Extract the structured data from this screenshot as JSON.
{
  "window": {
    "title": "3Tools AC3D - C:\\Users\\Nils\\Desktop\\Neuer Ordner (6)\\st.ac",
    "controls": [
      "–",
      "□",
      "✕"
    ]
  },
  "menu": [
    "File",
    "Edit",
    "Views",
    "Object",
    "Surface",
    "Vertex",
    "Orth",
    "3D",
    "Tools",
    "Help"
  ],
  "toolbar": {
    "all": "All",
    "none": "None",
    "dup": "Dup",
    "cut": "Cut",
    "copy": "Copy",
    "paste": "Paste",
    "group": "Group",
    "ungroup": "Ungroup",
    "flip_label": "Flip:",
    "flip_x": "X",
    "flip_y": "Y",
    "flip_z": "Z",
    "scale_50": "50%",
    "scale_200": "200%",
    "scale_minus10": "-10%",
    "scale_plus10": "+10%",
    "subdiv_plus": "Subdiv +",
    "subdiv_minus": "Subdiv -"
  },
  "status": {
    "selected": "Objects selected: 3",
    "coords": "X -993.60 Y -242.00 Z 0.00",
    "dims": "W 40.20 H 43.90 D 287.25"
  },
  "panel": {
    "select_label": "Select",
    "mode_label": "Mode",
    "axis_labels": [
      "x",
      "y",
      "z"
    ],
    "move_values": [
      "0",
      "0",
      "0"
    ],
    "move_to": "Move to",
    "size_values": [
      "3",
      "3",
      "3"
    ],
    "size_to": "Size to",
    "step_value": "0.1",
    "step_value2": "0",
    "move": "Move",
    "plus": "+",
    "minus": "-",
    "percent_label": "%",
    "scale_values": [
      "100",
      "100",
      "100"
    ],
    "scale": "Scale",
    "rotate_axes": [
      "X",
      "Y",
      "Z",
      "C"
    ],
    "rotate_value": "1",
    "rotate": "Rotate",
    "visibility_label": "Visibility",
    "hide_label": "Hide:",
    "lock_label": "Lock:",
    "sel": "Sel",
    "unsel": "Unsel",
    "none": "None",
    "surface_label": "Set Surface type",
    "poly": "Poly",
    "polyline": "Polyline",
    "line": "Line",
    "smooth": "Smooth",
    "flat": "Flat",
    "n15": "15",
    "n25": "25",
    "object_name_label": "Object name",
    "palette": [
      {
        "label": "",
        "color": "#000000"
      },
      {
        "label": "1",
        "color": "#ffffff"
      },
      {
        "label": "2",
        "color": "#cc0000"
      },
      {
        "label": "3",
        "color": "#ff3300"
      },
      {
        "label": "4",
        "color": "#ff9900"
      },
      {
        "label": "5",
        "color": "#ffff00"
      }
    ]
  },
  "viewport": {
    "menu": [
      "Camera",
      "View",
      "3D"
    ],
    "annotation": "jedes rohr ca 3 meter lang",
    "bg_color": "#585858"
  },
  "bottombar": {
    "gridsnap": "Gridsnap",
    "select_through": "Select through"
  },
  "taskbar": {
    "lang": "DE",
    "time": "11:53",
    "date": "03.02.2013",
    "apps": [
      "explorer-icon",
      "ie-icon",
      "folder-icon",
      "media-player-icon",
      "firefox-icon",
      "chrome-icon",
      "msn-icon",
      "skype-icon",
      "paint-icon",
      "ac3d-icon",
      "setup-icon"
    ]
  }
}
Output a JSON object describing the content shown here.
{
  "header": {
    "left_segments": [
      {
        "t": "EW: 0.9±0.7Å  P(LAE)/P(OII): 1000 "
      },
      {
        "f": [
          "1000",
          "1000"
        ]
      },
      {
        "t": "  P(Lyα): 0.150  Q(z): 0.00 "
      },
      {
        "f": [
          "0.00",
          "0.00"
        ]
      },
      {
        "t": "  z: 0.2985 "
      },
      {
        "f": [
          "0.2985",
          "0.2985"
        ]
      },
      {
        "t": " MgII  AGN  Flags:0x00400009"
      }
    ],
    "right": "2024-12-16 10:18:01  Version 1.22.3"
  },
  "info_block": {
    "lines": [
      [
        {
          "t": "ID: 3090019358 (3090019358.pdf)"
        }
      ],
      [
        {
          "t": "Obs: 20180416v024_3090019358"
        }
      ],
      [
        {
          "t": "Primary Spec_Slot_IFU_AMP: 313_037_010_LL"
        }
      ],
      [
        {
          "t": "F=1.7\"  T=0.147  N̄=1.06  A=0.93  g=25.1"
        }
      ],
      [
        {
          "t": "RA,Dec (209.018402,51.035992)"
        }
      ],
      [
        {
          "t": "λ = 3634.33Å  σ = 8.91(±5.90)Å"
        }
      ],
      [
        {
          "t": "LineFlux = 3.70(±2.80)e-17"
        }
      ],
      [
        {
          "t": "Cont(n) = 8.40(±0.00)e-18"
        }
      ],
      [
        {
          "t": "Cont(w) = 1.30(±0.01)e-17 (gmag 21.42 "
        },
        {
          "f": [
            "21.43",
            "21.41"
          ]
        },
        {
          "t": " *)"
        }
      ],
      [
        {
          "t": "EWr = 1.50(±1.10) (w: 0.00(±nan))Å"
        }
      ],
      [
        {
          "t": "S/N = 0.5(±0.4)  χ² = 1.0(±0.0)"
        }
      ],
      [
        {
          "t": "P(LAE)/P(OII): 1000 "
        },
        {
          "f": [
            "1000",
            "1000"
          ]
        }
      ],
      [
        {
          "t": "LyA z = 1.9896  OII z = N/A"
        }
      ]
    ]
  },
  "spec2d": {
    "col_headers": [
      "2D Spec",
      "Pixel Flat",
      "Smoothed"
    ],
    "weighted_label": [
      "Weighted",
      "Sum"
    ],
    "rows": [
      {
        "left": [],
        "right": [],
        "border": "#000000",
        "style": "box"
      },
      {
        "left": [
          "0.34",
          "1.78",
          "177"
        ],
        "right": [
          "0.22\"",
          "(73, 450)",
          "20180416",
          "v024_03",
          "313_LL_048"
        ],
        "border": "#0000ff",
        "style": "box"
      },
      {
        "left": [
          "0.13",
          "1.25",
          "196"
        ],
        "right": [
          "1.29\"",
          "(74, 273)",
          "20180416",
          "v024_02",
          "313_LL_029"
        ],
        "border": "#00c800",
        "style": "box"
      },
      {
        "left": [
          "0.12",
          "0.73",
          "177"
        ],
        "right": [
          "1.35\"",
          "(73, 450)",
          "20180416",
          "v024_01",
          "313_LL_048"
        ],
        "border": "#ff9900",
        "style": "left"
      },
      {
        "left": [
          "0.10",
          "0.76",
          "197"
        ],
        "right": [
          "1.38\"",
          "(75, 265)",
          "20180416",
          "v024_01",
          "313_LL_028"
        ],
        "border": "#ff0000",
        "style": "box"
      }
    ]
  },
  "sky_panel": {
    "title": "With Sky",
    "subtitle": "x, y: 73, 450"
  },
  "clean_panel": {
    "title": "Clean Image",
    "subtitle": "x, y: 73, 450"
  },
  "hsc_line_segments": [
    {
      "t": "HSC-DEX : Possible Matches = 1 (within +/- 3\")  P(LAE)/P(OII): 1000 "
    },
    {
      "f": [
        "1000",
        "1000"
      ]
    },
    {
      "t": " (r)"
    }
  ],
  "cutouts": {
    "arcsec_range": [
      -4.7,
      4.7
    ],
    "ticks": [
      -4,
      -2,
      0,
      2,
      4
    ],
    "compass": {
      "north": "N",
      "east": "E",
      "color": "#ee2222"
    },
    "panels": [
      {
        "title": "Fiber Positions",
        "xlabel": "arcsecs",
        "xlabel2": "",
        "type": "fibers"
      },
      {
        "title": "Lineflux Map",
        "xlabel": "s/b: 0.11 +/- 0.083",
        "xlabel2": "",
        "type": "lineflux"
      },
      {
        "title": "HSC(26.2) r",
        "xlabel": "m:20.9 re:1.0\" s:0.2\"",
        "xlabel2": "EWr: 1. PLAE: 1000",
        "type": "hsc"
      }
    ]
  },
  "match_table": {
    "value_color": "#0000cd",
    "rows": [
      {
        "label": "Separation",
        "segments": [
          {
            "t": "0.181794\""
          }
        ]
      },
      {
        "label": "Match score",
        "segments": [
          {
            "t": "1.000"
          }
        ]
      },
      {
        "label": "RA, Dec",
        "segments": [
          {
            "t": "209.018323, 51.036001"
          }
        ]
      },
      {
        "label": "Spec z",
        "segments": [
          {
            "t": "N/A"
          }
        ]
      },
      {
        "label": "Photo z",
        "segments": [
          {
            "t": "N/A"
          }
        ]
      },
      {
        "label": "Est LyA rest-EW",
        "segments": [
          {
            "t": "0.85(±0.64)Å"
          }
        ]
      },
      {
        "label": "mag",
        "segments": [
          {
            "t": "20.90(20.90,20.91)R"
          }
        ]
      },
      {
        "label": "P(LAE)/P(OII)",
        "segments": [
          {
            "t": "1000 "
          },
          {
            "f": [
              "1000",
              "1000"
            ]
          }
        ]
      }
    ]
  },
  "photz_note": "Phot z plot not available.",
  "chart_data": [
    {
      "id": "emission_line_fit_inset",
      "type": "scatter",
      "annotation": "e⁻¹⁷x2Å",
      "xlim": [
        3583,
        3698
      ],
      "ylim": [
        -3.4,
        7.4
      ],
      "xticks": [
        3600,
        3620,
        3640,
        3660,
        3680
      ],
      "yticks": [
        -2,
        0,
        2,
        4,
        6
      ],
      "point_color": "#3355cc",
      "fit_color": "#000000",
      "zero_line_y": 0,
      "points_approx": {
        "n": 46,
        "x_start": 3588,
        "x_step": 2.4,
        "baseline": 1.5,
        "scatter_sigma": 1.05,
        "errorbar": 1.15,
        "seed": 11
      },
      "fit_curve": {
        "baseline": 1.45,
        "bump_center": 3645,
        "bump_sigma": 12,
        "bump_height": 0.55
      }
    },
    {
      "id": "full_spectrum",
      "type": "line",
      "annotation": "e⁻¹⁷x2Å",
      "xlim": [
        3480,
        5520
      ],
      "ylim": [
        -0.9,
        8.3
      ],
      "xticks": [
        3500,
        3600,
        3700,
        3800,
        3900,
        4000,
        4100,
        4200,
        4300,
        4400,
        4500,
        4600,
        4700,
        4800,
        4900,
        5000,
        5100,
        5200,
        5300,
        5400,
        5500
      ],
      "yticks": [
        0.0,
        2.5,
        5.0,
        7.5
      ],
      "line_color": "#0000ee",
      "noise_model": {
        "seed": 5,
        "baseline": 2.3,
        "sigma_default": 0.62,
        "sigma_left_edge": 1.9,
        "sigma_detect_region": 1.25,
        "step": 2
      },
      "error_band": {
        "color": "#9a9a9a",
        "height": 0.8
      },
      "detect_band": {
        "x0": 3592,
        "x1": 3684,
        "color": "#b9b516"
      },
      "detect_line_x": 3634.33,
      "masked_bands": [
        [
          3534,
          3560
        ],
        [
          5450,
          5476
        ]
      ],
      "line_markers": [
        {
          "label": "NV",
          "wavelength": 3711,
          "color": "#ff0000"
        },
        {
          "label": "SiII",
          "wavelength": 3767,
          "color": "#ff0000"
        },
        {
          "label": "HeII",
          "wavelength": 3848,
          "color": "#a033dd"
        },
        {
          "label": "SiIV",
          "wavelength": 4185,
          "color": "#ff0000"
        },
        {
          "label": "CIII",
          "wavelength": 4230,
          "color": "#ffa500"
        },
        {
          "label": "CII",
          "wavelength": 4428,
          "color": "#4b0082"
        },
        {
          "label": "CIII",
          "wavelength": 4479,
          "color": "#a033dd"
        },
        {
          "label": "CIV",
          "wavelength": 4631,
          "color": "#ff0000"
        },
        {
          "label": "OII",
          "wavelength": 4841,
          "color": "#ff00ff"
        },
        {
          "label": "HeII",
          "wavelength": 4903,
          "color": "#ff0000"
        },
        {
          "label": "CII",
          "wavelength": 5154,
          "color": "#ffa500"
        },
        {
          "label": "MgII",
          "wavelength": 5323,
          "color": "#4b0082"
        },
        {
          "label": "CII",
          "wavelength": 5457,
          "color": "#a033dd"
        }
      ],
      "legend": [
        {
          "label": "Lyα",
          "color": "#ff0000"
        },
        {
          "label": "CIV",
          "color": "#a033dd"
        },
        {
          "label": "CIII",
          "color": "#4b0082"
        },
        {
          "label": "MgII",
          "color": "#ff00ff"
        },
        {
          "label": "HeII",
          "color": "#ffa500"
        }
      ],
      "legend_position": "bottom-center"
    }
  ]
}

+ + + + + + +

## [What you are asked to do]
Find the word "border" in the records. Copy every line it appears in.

## [Task result]
        "border": "#000000",
        "border": "#0000ff",
        "border": "#00c800",
        "border": "#ff9900",
        "border": "#ff0000",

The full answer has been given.